## EXERCISE DATA

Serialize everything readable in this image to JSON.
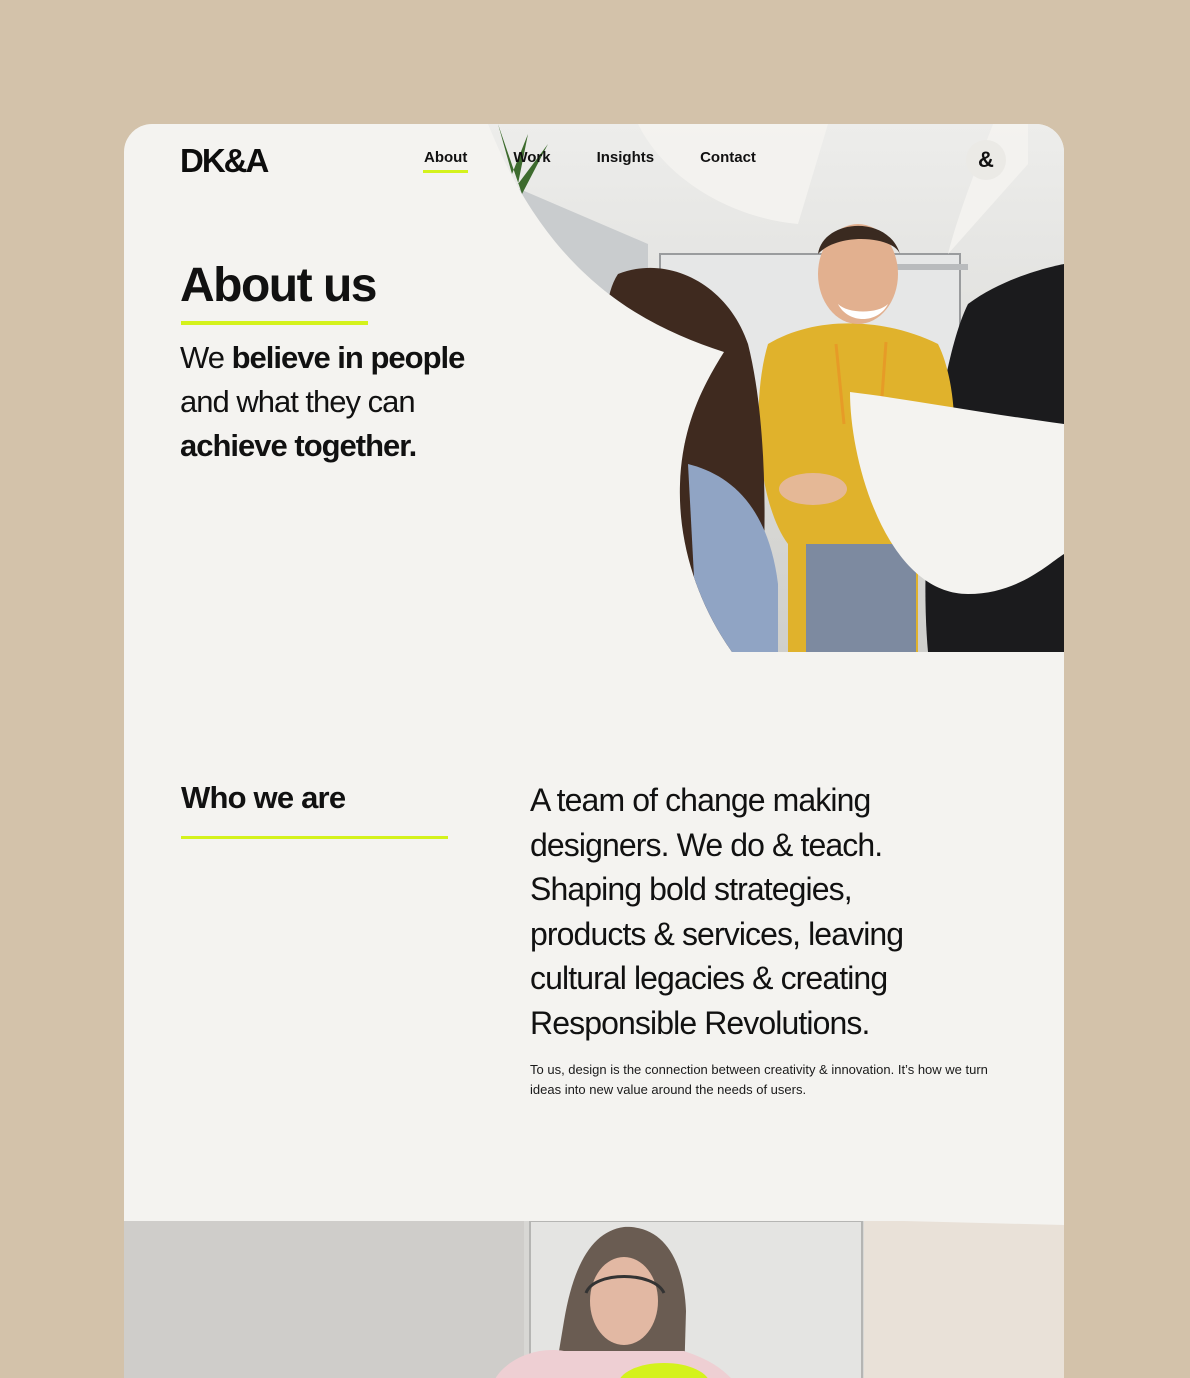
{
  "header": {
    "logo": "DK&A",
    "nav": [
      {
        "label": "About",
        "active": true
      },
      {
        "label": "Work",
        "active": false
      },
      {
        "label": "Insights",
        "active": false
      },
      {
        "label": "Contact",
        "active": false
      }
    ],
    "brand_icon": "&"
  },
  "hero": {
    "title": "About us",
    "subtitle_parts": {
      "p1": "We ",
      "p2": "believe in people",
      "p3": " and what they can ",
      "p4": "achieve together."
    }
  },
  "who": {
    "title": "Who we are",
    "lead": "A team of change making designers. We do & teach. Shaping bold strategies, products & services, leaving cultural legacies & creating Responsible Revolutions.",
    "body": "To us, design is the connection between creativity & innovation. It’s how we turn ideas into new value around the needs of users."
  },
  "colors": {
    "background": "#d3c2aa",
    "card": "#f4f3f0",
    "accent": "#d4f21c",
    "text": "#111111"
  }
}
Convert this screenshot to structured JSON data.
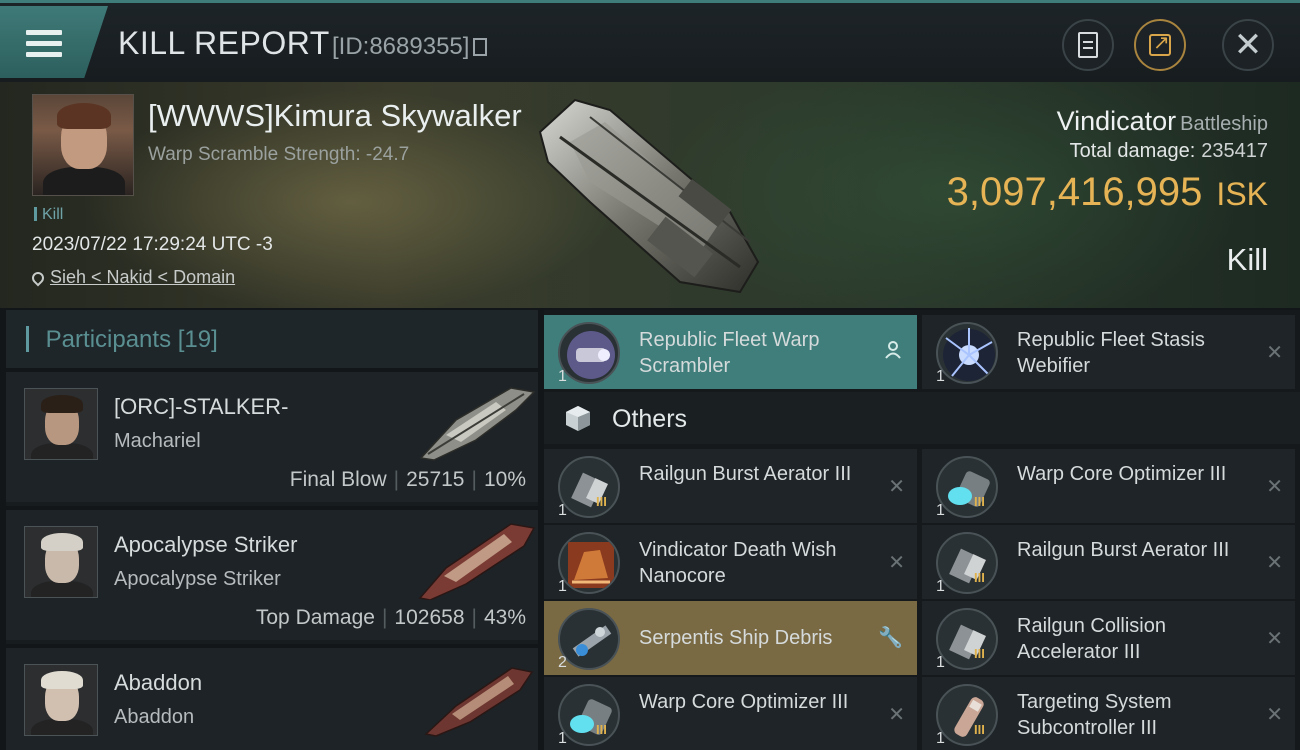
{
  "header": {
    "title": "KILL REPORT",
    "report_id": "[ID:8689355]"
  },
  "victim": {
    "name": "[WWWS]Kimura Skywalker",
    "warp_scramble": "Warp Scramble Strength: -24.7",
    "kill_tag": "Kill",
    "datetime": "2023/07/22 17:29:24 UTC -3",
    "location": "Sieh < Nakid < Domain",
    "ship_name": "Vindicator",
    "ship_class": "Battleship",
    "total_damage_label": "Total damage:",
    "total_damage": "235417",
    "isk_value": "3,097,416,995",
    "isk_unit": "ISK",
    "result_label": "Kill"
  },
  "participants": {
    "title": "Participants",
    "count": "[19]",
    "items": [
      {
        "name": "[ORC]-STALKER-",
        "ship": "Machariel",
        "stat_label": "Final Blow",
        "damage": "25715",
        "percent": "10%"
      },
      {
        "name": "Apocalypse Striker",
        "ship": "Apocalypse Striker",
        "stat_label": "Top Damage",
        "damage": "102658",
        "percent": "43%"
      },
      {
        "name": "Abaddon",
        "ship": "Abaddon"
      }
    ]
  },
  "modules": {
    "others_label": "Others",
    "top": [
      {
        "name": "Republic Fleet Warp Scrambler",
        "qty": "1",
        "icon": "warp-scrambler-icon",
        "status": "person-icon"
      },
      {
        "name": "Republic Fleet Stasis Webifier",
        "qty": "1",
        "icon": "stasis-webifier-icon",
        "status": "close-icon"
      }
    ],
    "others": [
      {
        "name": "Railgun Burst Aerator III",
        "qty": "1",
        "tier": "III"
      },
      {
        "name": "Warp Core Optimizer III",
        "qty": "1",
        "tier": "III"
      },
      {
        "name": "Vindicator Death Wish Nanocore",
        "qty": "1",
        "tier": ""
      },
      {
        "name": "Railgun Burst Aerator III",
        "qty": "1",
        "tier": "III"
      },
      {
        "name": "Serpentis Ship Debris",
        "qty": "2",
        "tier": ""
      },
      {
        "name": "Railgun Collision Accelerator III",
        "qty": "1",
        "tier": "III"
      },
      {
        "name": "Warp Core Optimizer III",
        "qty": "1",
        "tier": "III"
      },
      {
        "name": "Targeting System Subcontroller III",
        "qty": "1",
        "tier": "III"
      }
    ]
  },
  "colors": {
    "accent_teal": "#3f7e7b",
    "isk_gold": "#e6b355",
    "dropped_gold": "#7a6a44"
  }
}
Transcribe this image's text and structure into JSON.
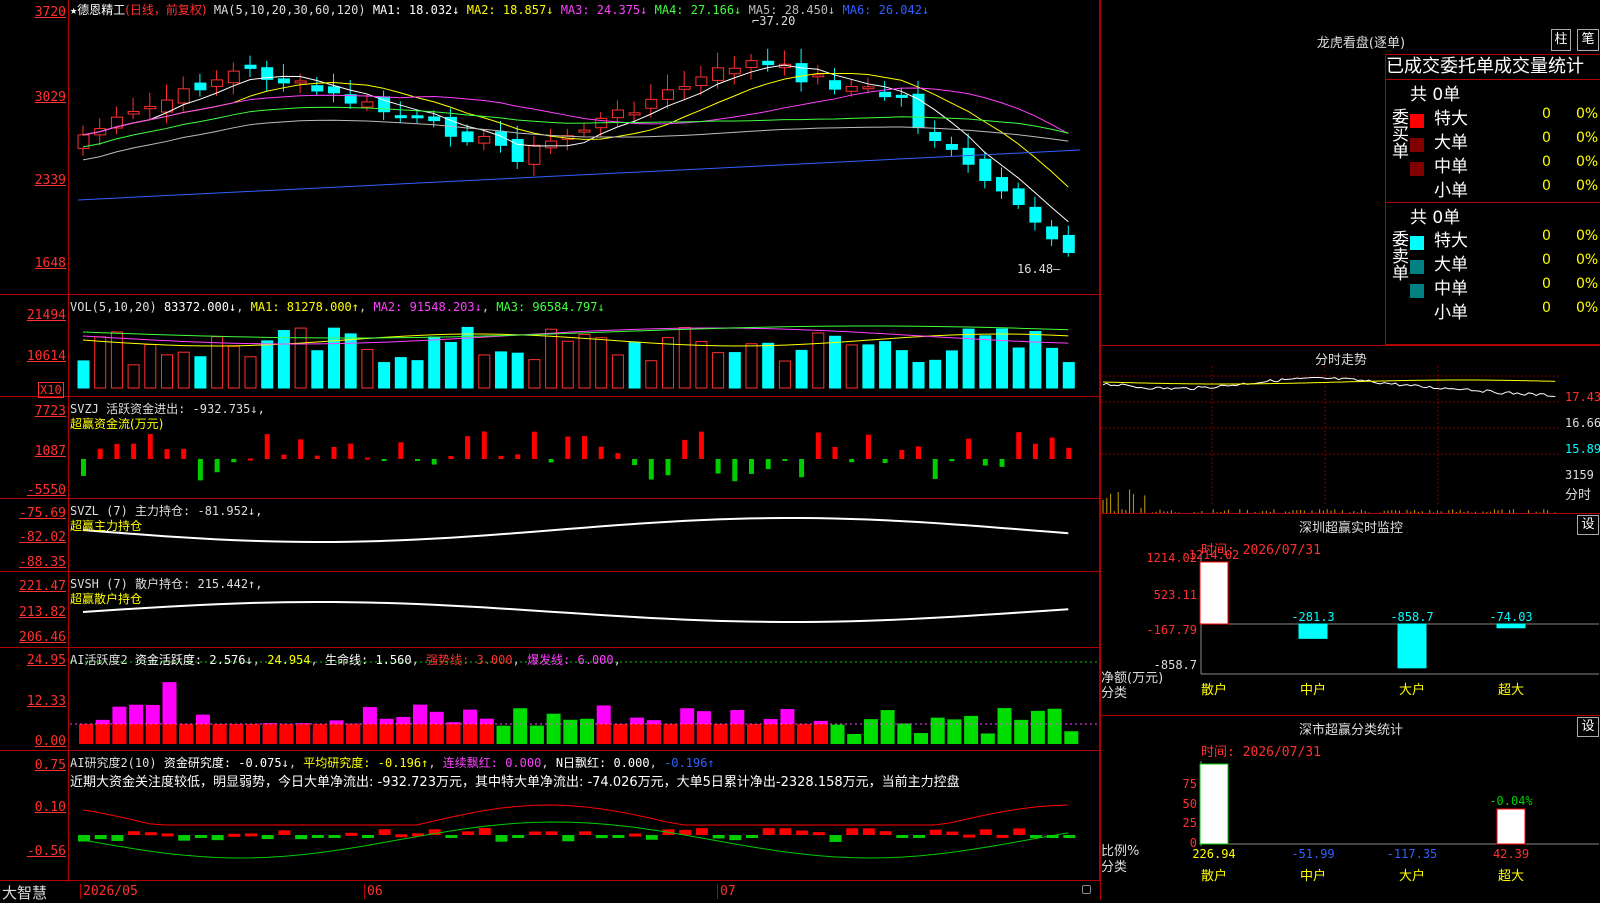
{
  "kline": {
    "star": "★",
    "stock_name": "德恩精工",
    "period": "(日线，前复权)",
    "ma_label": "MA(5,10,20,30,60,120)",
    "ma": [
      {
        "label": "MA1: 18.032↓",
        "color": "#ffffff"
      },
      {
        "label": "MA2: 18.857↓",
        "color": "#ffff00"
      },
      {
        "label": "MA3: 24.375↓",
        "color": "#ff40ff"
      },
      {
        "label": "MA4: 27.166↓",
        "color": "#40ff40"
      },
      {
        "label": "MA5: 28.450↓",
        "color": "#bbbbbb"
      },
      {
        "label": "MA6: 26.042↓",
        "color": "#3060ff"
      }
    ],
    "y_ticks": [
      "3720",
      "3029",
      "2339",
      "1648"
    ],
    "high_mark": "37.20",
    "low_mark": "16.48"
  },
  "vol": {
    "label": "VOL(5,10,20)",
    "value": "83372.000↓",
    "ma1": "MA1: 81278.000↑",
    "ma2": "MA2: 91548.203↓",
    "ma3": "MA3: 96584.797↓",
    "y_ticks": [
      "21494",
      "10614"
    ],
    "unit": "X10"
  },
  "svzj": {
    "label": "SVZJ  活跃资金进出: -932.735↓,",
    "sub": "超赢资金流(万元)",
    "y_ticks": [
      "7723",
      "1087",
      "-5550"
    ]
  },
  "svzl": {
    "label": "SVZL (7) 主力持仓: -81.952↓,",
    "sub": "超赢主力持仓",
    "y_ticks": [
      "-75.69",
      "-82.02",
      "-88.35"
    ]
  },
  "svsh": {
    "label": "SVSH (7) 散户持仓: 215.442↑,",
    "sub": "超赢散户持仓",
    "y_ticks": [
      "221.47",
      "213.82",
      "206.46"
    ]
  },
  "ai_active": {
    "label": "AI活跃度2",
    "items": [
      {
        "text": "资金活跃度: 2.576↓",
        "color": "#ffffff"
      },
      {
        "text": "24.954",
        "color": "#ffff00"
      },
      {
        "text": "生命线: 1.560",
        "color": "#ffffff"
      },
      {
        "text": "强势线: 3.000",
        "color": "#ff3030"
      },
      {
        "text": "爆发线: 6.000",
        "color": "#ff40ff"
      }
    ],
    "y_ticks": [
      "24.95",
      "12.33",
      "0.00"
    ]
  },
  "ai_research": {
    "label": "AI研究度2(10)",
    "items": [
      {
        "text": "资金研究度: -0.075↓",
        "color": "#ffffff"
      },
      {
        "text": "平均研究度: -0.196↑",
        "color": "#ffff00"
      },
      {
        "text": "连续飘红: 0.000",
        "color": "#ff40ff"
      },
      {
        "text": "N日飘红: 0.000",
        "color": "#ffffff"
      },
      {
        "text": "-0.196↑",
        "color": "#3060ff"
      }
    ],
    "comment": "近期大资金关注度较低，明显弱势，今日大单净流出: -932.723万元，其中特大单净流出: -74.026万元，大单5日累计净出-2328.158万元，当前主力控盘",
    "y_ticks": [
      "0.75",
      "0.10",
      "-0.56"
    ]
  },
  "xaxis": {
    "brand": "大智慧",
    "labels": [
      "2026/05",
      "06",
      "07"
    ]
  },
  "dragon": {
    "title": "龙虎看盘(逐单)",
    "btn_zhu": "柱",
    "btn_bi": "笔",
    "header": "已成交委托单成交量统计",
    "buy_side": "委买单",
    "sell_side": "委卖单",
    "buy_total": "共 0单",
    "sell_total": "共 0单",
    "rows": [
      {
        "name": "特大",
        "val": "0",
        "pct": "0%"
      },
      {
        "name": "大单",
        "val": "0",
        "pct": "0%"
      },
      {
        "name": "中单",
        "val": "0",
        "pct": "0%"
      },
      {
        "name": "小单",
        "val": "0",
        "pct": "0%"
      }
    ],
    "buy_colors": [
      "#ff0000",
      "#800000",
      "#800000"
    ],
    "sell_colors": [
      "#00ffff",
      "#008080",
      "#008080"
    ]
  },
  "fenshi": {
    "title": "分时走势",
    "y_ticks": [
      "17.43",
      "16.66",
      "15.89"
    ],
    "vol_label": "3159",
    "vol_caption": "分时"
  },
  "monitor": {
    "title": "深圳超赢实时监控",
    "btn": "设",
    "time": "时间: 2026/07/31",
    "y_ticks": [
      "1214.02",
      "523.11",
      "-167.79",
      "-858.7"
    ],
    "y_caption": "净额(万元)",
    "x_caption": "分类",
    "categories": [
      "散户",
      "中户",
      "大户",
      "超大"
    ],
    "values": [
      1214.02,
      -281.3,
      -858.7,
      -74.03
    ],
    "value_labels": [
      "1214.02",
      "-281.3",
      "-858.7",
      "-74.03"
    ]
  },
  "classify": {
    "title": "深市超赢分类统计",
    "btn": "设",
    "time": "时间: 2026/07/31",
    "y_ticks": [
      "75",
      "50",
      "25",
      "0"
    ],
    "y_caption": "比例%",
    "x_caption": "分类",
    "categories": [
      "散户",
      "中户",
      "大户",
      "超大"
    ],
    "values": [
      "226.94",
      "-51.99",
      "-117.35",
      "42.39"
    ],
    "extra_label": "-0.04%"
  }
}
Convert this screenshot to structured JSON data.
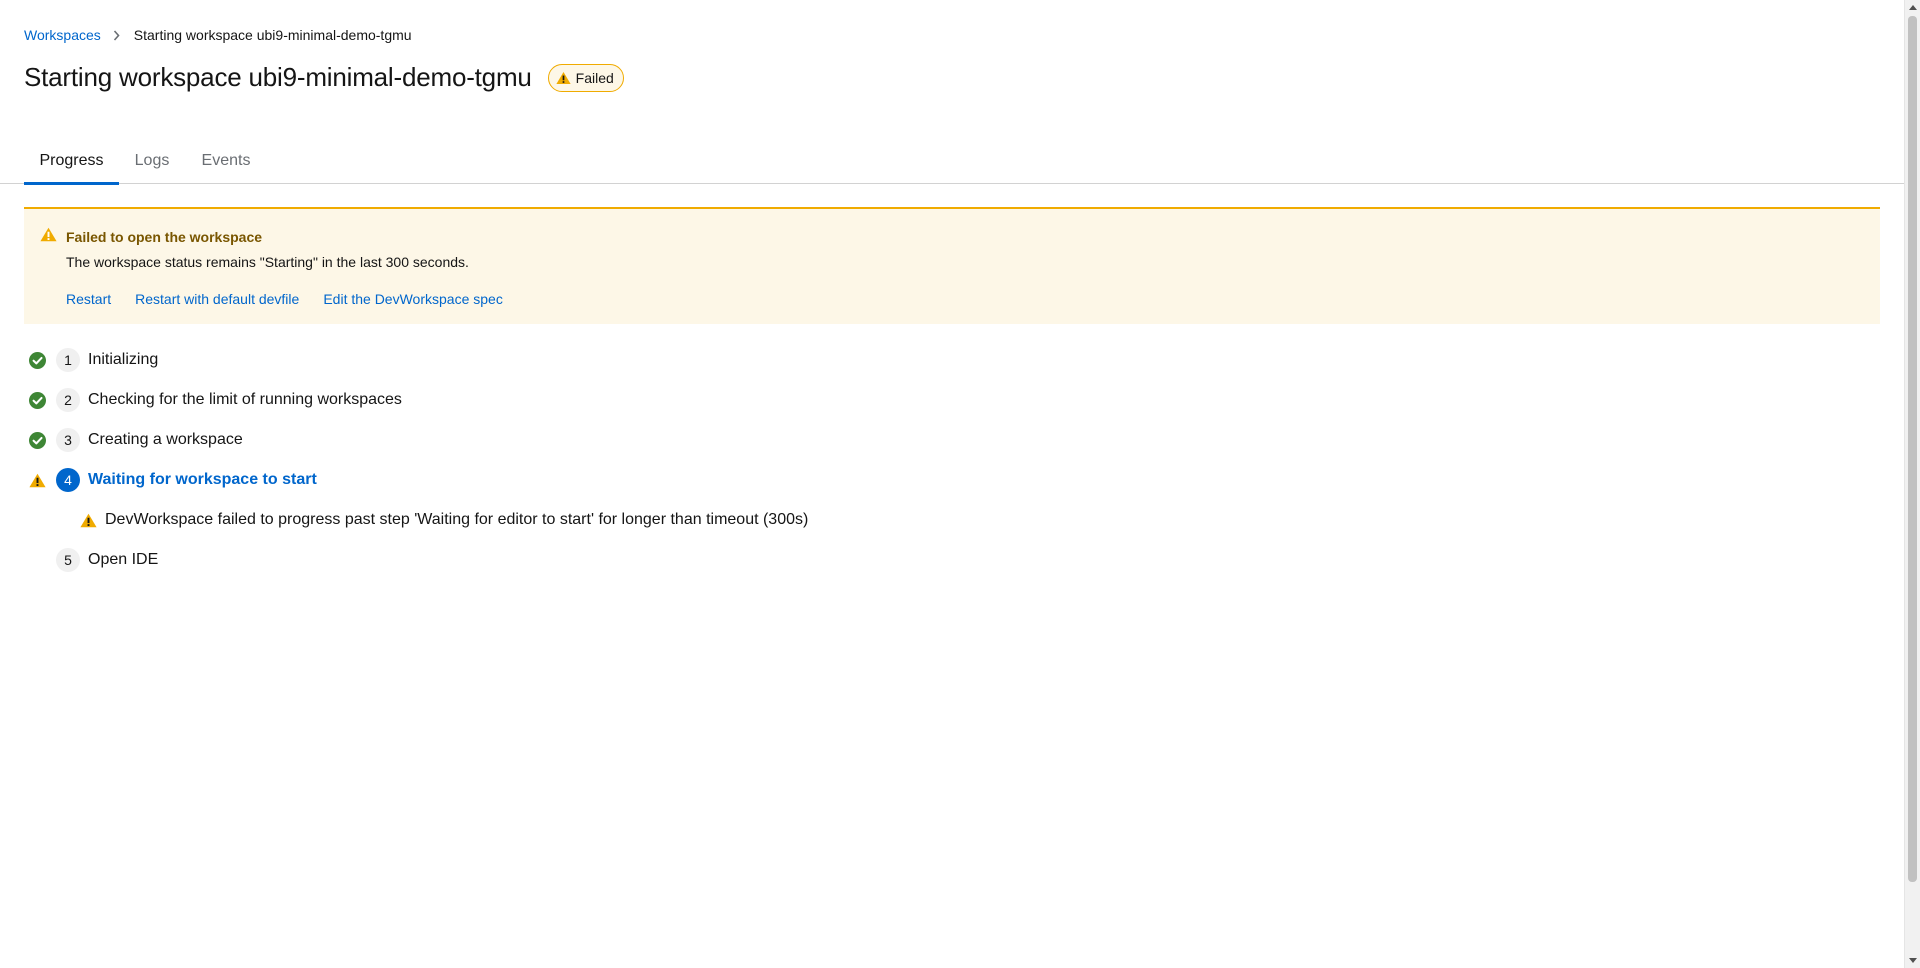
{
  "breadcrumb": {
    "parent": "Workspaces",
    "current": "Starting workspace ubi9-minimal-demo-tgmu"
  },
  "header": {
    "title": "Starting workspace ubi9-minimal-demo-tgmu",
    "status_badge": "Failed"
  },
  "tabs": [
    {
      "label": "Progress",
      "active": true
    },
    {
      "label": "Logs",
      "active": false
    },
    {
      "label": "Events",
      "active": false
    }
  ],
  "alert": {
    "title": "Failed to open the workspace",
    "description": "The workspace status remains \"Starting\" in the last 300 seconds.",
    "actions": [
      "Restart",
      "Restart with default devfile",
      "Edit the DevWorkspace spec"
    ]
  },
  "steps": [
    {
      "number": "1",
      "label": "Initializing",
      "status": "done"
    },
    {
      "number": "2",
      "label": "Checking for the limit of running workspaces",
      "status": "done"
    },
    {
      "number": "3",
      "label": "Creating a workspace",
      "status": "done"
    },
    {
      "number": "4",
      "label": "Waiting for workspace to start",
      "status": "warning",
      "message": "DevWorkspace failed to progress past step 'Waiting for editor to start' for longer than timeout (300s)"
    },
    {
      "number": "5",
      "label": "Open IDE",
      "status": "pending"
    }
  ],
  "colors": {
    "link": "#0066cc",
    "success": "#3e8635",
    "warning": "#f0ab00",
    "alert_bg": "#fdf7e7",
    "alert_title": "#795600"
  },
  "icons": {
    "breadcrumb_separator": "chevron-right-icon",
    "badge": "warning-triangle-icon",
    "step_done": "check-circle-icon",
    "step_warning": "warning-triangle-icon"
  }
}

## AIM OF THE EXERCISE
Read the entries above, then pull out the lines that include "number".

## OUTPUT
      "number": "1",
      "number": "2",
      "number": "3",
      "number": "4",
      "number": "5",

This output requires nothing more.